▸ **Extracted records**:
☆ ☆ ☆

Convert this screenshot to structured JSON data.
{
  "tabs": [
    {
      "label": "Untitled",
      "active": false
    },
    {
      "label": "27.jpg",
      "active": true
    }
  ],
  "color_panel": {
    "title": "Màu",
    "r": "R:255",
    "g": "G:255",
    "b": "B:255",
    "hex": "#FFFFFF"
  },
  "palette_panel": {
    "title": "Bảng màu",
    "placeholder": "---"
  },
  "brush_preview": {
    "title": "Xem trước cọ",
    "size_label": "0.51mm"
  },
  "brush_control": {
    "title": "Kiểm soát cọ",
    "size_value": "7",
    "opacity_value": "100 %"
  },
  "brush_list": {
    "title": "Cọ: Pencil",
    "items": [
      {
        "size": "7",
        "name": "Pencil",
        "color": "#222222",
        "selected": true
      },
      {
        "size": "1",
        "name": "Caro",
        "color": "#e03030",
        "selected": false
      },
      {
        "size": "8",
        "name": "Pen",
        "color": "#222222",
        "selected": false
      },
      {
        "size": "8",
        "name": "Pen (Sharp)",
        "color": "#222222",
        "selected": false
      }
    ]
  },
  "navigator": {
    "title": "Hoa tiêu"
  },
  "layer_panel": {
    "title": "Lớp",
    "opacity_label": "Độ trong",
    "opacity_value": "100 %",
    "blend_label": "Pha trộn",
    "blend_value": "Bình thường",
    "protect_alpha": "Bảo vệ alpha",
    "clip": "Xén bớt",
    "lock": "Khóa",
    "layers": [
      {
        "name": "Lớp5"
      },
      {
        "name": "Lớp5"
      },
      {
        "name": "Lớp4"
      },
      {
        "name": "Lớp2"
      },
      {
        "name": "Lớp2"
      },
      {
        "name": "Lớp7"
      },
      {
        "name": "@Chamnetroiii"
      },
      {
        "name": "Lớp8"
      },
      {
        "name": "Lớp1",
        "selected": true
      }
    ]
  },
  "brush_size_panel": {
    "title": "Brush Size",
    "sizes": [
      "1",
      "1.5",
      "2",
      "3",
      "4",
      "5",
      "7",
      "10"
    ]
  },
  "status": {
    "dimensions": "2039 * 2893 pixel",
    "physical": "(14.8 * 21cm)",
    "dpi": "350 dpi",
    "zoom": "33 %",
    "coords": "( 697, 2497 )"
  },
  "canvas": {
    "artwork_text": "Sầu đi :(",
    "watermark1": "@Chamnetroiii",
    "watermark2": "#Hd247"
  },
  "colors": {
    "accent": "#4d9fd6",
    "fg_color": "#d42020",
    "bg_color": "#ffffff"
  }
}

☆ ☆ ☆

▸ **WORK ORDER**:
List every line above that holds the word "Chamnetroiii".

▸ **EXERCISE SOLUTION**:
        "name": "@Chamnetroiii"
    "watermark1": "@Chamnetroiii",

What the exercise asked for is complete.